___ Data supplied

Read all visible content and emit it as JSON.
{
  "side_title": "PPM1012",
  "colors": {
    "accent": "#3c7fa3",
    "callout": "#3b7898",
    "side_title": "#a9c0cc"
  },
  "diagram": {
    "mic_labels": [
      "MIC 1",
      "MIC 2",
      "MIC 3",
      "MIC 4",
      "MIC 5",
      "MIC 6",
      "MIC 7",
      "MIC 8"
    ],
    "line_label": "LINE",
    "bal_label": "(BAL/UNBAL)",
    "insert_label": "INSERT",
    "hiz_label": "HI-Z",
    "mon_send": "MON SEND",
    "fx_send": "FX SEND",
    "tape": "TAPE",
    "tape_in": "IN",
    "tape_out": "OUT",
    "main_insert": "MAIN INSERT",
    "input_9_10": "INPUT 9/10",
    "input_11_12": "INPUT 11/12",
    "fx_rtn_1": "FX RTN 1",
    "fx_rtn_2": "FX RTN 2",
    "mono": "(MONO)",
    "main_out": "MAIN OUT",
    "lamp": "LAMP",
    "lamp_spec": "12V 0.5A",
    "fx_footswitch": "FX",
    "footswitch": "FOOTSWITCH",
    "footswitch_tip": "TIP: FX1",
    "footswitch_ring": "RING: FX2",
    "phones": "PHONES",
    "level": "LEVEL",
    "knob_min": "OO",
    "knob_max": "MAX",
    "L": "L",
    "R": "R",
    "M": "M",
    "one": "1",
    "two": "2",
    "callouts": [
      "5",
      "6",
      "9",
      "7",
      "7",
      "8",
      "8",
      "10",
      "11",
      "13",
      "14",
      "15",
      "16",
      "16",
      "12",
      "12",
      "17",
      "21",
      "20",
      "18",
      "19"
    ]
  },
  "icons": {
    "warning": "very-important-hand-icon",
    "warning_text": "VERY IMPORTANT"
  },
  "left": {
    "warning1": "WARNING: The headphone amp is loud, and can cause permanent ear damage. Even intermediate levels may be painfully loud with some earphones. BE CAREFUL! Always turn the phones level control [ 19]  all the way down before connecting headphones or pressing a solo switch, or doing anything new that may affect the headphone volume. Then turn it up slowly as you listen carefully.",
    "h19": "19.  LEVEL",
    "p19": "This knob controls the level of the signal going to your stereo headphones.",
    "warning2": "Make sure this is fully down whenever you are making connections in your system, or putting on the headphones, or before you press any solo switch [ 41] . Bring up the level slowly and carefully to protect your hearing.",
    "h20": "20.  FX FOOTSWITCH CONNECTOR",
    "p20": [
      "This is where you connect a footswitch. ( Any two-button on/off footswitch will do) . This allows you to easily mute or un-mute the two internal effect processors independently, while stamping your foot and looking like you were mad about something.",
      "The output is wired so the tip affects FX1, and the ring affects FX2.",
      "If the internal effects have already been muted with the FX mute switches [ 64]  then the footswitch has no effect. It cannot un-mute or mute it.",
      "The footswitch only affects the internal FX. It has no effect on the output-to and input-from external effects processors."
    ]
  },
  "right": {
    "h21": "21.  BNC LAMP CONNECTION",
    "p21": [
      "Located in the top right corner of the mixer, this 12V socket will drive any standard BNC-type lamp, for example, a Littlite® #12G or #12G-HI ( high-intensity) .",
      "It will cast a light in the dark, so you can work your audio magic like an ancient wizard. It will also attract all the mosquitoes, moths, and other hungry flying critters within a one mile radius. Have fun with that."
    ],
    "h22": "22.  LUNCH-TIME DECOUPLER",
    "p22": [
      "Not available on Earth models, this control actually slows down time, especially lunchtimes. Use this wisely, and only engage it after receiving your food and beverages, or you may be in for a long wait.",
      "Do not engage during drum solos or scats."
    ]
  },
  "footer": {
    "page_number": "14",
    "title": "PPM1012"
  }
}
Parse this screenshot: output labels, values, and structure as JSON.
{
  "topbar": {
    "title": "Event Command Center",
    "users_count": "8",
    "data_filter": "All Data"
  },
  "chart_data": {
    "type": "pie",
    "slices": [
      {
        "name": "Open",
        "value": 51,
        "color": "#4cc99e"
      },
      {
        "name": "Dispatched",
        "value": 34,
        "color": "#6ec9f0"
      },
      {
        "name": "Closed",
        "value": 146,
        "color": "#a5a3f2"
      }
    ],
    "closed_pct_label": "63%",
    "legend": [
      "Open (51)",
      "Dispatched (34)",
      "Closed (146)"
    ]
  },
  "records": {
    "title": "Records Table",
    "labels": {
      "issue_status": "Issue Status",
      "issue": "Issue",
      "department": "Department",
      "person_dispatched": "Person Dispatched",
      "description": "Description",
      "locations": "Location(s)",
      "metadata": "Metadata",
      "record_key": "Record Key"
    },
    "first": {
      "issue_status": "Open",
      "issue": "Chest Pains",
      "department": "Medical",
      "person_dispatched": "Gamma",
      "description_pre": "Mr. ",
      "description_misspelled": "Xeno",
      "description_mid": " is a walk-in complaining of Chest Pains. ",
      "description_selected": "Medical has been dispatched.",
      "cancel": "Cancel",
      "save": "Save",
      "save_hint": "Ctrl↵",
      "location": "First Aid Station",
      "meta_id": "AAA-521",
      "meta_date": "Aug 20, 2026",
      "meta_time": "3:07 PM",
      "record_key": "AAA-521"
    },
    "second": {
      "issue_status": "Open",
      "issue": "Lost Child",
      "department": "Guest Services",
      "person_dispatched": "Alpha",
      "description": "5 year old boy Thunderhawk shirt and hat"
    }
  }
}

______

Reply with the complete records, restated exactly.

Read all visible content and emit it as JSON.
{
  "side_title": "PPM1012",
  "colors": {
    "accent": "#3c7fa3",
    "callout": "#3b7898",
    "side_title": "#a9c0cc"
  },
  "diagram": {
    "mic_labels": [
      "MIC 1",
      "MIC 2",
      "MIC 3",
      "MIC 4",
      "MIC 5",
      "MIC 6",
      "MIC 7",
      "MIC 8"
    ],
    "line_label": "LINE",
    "bal_label": "(BAL/UNBAL)",
    "insert_label": "INSERT",
    "hiz_label": "HI-Z",
    "mon_send": "MON SEND",
    "fx_send": "FX SEND",
    "tape": "TAPE",
    "tape_in": "IN",
    "tape_out": "OUT",
    "main_insert": "MAIN INSERT",
    "input_9_10": "INPUT 9/10",
    "input_11_12": "INPUT 11/12",
    "fx_rtn_1": "FX RTN 1",
    "fx_rtn_2": "FX RTN 2",
    "mono": "(MONO)",
    "main_out": "MAIN OUT",
    "lamp": "LAMP",
    "lamp_spec": "12V 0.5A",
    "fx_footswitch": "FX",
    "footswitch": "FOOTSWITCH",
    "footswitch_tip": "TIP: FX1",
    "footswitch_ring": "RING: FX2",
    "phones": "PHONES",
    "level": "LEVEL",
    "knob_min": "OO",
    "knob_max": "MAX",
    "L": "L",
    "R": "R",
    "M": "M",
    "one": "1",
    "two": "2",
    "callouts": [
      "5",
      "6",
      "9",
      "7",
      "7",
      "8",
      "8",
      "10",
      "11",
      "13",
      "14",
      "15",
      "16",
      "16",
      "12",
      "12",
      "17",
      "21",
      "20",
      "18",
      "19"
    ]
  },
  "icons": {
    "warning": "very-important-hand-icon",
    "warning_text": "VERY IMPORTANT"
  },
  "left": {
    "warning1": "WARNING: The headphone amp is loud, and can cause permanent ear damage. Even intermediate levels may be painfully loud with some earphones. BE CAREFUL! Always turn the phones level control [ 19]  all the way down before connecting headphones or pressing a solo switch, or doing anything new that may affect the headphone volume. Then turn it up slowly as you listen carefully.",
    "h19": "19.  LEVEL",
    "p19": "This knob controls the level of the signal going to your stereo headphones.",
    "warning2": "Make sure this is fully down whenever you are making connections in your system, or putting on the headphones, or before you press any solo switch [ 41] . Bring up the level slowly and carefully to protect your hearing.",
    "h20": "20.  FX FOOTSWITCH CONNECTOR",
    "p20": [
      "This is where you connect a footswitch. ( Any two-button on/off footswitch will do) . This allows you to easily mute or un-mute the two internal effect processors independently, while stamping your foot and looking like you were mad about something.",
      "The output is wired so the tip affects FX1, and the ring affects FX2.",
      "If the internal effects have already been muted with the FX mute switches [ 64]  then the footswitch has no effect. It cannot un-mute or mute it.",
      "The footswitch only affects the internal FX. It has no effect on the output-to and input-from external effects processors."
    ]
  },
  "right": {
    "h21": "21.  BNC LAMP CONNECTION",
    "p21": [
      "Located in the top right corner of the mixer, this 12V socket will drive any standard BNC-type lamp, for example, a Littlite® #12G or #12G-HI ( high-intensity) .",
      "It will cast a light in the dark, so you can work your audio magic like an ancient wizard. It will also attract all the mosquitoes, moths, and other hungry flying critters within a one mile radius. Have fun with that."
    ],
    "h22": "22.  LUNCH-TIME DECOUPLER",
    "p22": [
      "Not available on Earth models, this control actually slows down time, especially lunchtimes. Use this wisely, and only engage it after receiving your food and beverages, or you may be in for a long wait.",
      "Do not engage during drum solos or scats."
    ]
  },
  "footer": {
    "page_number": "14",
    "title": "PPM1012"
  }
}
Parse this screenshot: output labels, values, and structure as JSON.
{
  "topbar": {
    "title": "Event Command Center",
    "users_count": "8",
    "data_filter": "All Data"
  },
  "chart_data": {
    "type": "pie",
    "slices": [
      {
        "name": "Open",
        "value": 51,
        "color": "#4cc99e"
      },
      {
        "name": "Dispatched",
        "value": 34,
        "color": "#6ec9f0"
      },
      {
        "name": "Closed",
        "value": 146,
        "color": "#a5a3f2"
      }
    ],
    "closed_pct_label": "63%",
    "legend": [
      "Open (51)",
      "Dispatched (34)",
      "Closed (146)"
    ]
  },
  "records": {
    "title": "Records Table",
    "labels": {
      "issue_status": "Issue Status",
      "issue": "Issue",
      "department": "Department",
      "person_dispatched": "Person Dispatched",
      "description": "Description",
      "locations": "Location(s)",
      "metadata": "Metadata",
      "record_key": "Record Key"
    },
    "first": {
      "issue_status": "Open",
      "issue": "Chest Pains",
      "department": "Medical",
      "person_dispatched": "Gamma",
      "description_pre": "Mr. ",
      "description_misspelled": "Xeno",
      "description_mid": " is a walk-in complaining of Chest Pains. ",
      "description_selected": "Medical has been dispatched.",
      "cancel": "Cancel",
      "save": "Save",
      "save_hint": "Ctrl↵",
      "location": "First Aid Station",
      "meta_id": "AAA-521",
      "meta_date": "Aug 20, 2026",
      "meta_time": "3:07 PM",
      "record_key": "AAA-521"
    },
    "second": {
      "issue_status": "Open",
      "issue": "Lost Child",
      "department": "Guest Services",
      "person_dispatched": "Alpha",
      "description": "5 year old boy Thunderhawk shirt and hat"
    }
  }
}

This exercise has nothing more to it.